#### Instructions to follow:
If a line in the entries below holds the string "name", copy it.

#### Exercise data:

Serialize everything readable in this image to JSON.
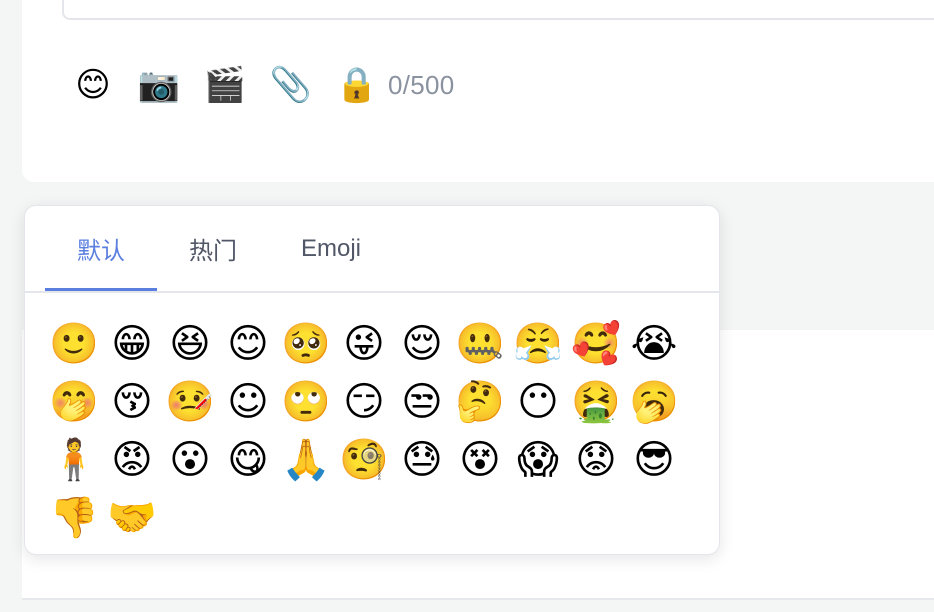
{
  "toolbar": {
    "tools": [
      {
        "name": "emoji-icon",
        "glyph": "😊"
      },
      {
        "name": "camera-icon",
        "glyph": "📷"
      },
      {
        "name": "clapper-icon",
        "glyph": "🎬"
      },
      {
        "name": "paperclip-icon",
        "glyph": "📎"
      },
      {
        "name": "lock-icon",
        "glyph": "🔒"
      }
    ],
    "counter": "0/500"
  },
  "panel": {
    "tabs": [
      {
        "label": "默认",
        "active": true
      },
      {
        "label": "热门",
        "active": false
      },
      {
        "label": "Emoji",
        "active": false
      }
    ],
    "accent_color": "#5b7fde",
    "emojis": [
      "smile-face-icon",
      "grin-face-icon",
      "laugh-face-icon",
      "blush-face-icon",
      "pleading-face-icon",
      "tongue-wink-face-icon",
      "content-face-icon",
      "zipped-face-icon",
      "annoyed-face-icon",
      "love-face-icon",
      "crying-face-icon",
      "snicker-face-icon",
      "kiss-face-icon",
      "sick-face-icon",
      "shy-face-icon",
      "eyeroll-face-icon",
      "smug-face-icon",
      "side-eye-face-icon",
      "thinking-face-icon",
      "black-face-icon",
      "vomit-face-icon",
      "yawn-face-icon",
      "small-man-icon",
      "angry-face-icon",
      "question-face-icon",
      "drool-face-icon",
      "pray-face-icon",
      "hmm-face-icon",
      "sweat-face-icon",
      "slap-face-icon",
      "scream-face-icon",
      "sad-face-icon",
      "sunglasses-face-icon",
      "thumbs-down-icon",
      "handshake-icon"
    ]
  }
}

#### Written reply:
        "name": "emoji-icon",
        "name": "camera-icon",
        "name": "clapper-icon",
        "name": "paperclip-icon",
        "name": "lock-icon",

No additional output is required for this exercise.